Entries provided START

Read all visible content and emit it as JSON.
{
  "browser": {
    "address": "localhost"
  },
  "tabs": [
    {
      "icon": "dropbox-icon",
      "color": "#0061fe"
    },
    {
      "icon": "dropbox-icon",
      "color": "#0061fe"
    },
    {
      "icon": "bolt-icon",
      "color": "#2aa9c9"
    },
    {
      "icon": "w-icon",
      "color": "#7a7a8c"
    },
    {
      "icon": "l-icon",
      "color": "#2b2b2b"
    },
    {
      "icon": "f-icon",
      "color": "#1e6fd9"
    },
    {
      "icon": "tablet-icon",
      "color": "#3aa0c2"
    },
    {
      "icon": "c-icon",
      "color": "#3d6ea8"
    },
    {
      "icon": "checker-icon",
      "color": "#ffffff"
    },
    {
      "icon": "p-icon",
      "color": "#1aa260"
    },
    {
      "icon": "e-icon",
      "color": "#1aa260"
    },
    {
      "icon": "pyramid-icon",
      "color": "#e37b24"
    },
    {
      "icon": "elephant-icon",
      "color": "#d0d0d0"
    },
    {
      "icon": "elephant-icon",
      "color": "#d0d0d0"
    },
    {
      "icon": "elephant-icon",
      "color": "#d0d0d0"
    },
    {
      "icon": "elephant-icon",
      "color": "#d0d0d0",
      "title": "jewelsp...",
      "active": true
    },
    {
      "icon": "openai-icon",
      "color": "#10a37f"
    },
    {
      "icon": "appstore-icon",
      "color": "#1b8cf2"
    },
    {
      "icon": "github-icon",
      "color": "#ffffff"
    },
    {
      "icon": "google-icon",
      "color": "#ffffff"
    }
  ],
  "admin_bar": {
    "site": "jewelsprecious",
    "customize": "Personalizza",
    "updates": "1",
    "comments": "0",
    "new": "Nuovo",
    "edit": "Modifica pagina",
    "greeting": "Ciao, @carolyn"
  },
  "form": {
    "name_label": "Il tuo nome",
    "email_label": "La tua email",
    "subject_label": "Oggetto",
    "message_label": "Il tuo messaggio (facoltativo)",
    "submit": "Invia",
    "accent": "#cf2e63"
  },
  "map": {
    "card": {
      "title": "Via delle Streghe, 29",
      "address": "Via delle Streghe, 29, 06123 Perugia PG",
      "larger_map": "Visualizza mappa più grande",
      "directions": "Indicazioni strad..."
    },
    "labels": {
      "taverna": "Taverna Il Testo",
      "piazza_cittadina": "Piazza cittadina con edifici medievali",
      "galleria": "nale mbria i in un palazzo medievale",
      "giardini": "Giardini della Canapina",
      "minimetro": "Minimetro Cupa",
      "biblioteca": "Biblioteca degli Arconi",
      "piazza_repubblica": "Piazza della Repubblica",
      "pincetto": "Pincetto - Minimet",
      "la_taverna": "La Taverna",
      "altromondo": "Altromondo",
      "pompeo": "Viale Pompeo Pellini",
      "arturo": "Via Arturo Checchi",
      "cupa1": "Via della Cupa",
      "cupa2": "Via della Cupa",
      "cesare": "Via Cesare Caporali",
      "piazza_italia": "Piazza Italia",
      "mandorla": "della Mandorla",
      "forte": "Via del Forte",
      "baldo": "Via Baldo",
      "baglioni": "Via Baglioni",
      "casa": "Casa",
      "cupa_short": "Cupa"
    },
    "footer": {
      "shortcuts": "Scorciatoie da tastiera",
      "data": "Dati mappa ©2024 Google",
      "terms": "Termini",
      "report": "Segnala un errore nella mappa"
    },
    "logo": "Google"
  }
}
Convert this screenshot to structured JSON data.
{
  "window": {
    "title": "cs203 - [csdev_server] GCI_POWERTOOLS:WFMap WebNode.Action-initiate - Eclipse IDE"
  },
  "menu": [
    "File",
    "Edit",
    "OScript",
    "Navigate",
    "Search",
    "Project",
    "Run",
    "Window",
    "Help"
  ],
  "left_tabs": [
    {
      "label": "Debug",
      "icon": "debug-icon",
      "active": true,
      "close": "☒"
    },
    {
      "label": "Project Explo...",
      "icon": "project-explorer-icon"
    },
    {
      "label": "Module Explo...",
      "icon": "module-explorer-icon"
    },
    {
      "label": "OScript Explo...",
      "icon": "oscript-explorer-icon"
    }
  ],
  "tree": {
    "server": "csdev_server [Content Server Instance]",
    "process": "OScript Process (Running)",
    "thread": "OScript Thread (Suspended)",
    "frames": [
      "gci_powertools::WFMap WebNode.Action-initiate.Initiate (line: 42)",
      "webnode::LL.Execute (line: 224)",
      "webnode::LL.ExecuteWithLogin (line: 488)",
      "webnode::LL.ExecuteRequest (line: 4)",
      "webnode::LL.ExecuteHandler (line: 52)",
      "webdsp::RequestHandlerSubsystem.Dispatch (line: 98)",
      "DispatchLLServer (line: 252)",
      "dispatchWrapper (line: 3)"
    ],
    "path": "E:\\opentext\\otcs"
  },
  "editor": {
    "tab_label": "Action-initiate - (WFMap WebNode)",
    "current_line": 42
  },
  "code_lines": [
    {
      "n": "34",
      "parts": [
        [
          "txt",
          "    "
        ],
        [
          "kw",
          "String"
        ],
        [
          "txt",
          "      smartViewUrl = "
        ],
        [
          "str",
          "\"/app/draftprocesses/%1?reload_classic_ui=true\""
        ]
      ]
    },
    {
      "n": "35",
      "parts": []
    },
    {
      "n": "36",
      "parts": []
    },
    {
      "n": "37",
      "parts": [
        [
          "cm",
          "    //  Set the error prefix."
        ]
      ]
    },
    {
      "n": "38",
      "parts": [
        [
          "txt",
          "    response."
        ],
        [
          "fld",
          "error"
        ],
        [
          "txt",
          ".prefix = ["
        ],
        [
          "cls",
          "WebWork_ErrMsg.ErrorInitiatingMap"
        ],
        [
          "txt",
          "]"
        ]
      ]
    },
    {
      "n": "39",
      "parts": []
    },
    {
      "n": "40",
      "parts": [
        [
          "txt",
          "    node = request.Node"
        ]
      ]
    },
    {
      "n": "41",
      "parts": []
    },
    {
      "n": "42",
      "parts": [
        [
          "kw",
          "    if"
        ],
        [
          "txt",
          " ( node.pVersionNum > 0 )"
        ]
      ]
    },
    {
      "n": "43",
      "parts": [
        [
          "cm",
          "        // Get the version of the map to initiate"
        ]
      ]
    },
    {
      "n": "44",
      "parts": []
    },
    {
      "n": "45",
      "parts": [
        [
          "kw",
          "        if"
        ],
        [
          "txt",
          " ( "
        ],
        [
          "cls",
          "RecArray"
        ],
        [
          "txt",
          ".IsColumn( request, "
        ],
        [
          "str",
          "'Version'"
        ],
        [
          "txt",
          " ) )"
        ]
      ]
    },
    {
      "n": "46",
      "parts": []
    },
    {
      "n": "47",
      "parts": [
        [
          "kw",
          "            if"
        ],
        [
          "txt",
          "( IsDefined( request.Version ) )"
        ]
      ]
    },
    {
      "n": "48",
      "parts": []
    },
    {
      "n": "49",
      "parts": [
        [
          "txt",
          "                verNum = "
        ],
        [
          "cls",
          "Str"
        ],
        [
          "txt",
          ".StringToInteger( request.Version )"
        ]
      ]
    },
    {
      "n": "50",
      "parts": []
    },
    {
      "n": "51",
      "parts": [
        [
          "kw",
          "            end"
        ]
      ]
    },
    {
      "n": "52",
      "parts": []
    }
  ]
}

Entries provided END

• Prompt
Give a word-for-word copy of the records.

• Your response
Read all visible content and emit it as JSON.
{
  "browser": {
    "address": "localhost"
  },
  "tabs": [
    {
      "icon": "dropbox-icon",
      "color": "#0061fe"
    },
    {
      "icon": "dropbox-icon",
      "color": "#0061fe"
    },
    {
      "icon": "bolt-icon",
      "color": "#2aa9c9"
    },
    {
      "icon": "w-icon",
      "color": "#7a7a8c"
    },
    {
      "icon": "l-icon",
      "color": "#2b2b2b"
    },
    {
      "icon": "f-icon",
      "color": "#1e6fd9"
    },
    {
      "icon": "tablet-icon",
      "color": "#3aa0c2"
    },
    {
      "icon": "c-icon",
      "color": "#3d6ea8"
    },
    {
      "icon": "checker-icon",
      "color": "#ffffff"
    },
    {
      "icon": "p-icon",
      "color": "#1aa260"
    },
    {
      "icon": "e-icon",
      "color": "#1aa260"
    },
    {
      "icon": "pyramid-icon",
      "color": "#e37b24"
    },
    {
      "icon": "elephant-icon",
      "color": "#d0d0d0"
    },
    {
      "icon": "elephant-icon",
      "color": "#d0d0d0"
    },
    {
      "icon": "elephant-icon",
      "color": "#d0d0d0"
    },
    {
      "icon": "elephant-icon",
      "color": "#d0d0d0",
      "title": "jewelsp...",
      "active": true
    },
    {
      "icon": "openai-icon",
      "color": "#10a37f"
    },
    {
      "icon": "appstore-icon",
      "color": "#1b8cf2"
    },
    {
      "icon": "github-icon",
      "color": "#ffffff"
    },
    {
      "icon": "google-icon",
      "color": "#ffffff"
    }
  ],
  "admin_bar": {
    "site": "jewelsprecious",
    "customize": "Personalizza",
    "updates": "1",
    "comments": "0",
    "new": "Nuovo",
    "edit": "Modifica pagina",
    "greeting": "Ciao, @carolyn"
  },
  "form": {
    "name_label": "Il tuo nome",
    "email_label": "La tua email",
    "subject_label": "Oggetto",
    "message_label": "Il tuo messaggio (facoltativo)",
    "submit": "Invia",
    "accent": "#cf2e63"
  },
  "map": {
    "card": {
      "title": "Via delle Streghe, 29",
      "address": "Via delle Streghe, 29, 06123 Perugia PG",
      "larger_map": "Visualizza mappa più grande",
      "directions": "Indicazioni strad..."
    },
    "labels": {
      "taverna": "Taverna Il Testo",
      "piazza_cittadina": "Piazza cittadina con edifici medievali",
      "galleria": "nale mbria i in un palazzo medievale",
      "giardini": "Giardini della Canapina",
      "minimetro": "Minimetro Cupa",
      "biblioteca": "Biblioteca degli Arconi",
      "piazza_repubblica": "Piazza della Repubblica",
      "pincetto": "Pincetto - Minimet",
      "la_taverna": "La Taverna",
      "altromondo": "Altromondo",
      "pompeo": "Viale Pompeo Pellini",
      "arturo": "Via Arturo Checchi",
      "cupa1": "Via della Cupa",
      "cupa2": "Via della Cupa",
      "cesare": "Via Cesare Caporali",
      "piazza_italia": "Piazza Italia",
      "mandorla": "della Mandorla",
      "forte": "Via del Forte",
      "baldo": "Via Baldo",
      "baglioni": "Via Baglioni",
      "casa": "Casa",
      "cupa_short": "Cupa"
    },
    "footer": {
      "shortcuts": "Scorciatoie da tastiera",
      "data": "Dati mappa ©2024 Google",
      "terms": "Termini",
      "report": "Segnala un errore nella mappa"
    },
    "logo": "Google"
  }
}
Convert this screenshot to structured JSON data.
{
  "window": {
    "title": "cs203 - [csdev_server] GCI_POWERTOOLS:WFMap WebNode.Action-initiate - Eclipse IDE"
  },
  "menu": [
    "File",
    "Edit",
    "OScript",
    "Navigate",
    "Search",
    "Project",
    "Run",
    "Window",
    "Help"
  ],
  "left_tabs": [
    {
      "label": "Debug",
      "icon": "debug-icon",
      "active": true,
      "close": "☒"
    },
    {
      "label": "Project Explo...",
      "icon": "project-explorer-icon"
    },
    {
      "label": "Module Explo...",
      "icon": "module-explorer-icon"
    },
    {
      "label": "OScript Explo...",
      "icon": "oscript-explorer-icon"
    }
  ],
  "tree": {
    "server": "csdev_server [Content Server Instance]",
    "process": "OScript Process (Running)",
    "thread": "OScript Thread (Suspended)",
    "frames": [
      "gci_powertools::WFMap WebNode.Action-initiate.Initiate (line: 42)",
      "webnode::LL.Execute (line: 224)",
      "webnode::LL.ExecuteWithLogin (line: 488)",
      "webnode::LL.ExecuteRequest (line: 4)",
      "webnode::LL.ExecuteHandler (line: 52)",
      "webdsp::RequestHandlerSubsystem.Dispatch (line: 98)",
      "DispatchLLServer (line: 252)",
      "dispatchWrapper (line: 3)"
    ],
    "path": "E:\\opentext\\otcs"
  },
  "editor": {
    "tab_label": "Action-initiate - (WFMap WebNode)",
    "current_line": 42
  },
  "code_lines": [
    {
      "n": "34",
      "parts": [
        [
          "txt",
          "    "
        ],
        [
          "kw",
          "String"
        ],
        [
          "txt",
          "      smartViewUrl = "
        ],
        [
          "str",
          "\"/app/draftprocesses/%1?reload_classic_ui=true\""
        ]
      ]
    },
    {
      "n": "35",
      "parts": []
    },
    {
      "n": "36",
      "parts": []
    },
    {
      "n": "37",
      "parts": [
        [
          "cm",
          "    //  Set the error prefix."
        ]
      ]
    },
    {
      "n": "38",
      "parts": [
        [
          "txt",
          "    response."
        ],
        [
          "fld",
          "error"
        ],
        [
          "txt",
          ".prefix = ["
        ],
        [
          "cls",
          "WebWork_ErrMsg.ErrorInitiatingMap"
        ],
        [
          "txt",
          "]"
        ]
      ]
    },
    {
      "n": "39",
      "parts": []
    },
    {
      "n": "40",
      "parts": [
        [
          "txt",
          "    node = request.Node"
        ]
      ]
    },
    {
      "n": "41",
      "parts": []
    },
    {
      "n": "42",
      "parts": [
        [
          "kw",
          "    if"
        ],
        [
          "txt",
          " ( node.pVersionNum > 0 )"
        ]
      ]
    },
    {
      "n": "43",
      "parts": [
        [
          "cm",
          "        // Get the version of the map to initiate"
        ]
      ]
    },
    {
      "n": "44",
      "parts": []
    },
    {
      "n": "45",
      "parts": [
        [
          "kw",
          "        if"
        ],
        [
          "txt",
          " ( "
        ],
        [
          "cls",
          "RecArray"
        ],
        [
          "txt",
          ".IsColumn( request, "
        ],
        [
          "str",
          "'Version'"
        ],
        [
          "txt",
          " ) )"
        ]
      ]
    },
    {
      "n": "46",
      "parts": []
    },
    {
      "n": "47",
      "parts": [
        [
          "kw",
          "            if"
        ],
        [
          "txt",
          "( IsDefined( request.Version ) )"
        ]
      ]
    },
    {
      "n": "48",
      "parts": []
    },
    {
      "n": "49",
      "parts": [
        [
          "txt",
          "                verNum = "
        ],
        [
          "cls",
          "Str"
        ],
        [
          "txt",
          ".StringToInteger( request.Version )"
        ]
      ]
    },
    {
      "n": "50",
      "parts": []
    },
    {
      "n": "51",
      "parts": [
        [
          "kw",
          "            end"
        ]
      ]
    },
    {
      "n": "52",
      "parts": []
    }
  ]
}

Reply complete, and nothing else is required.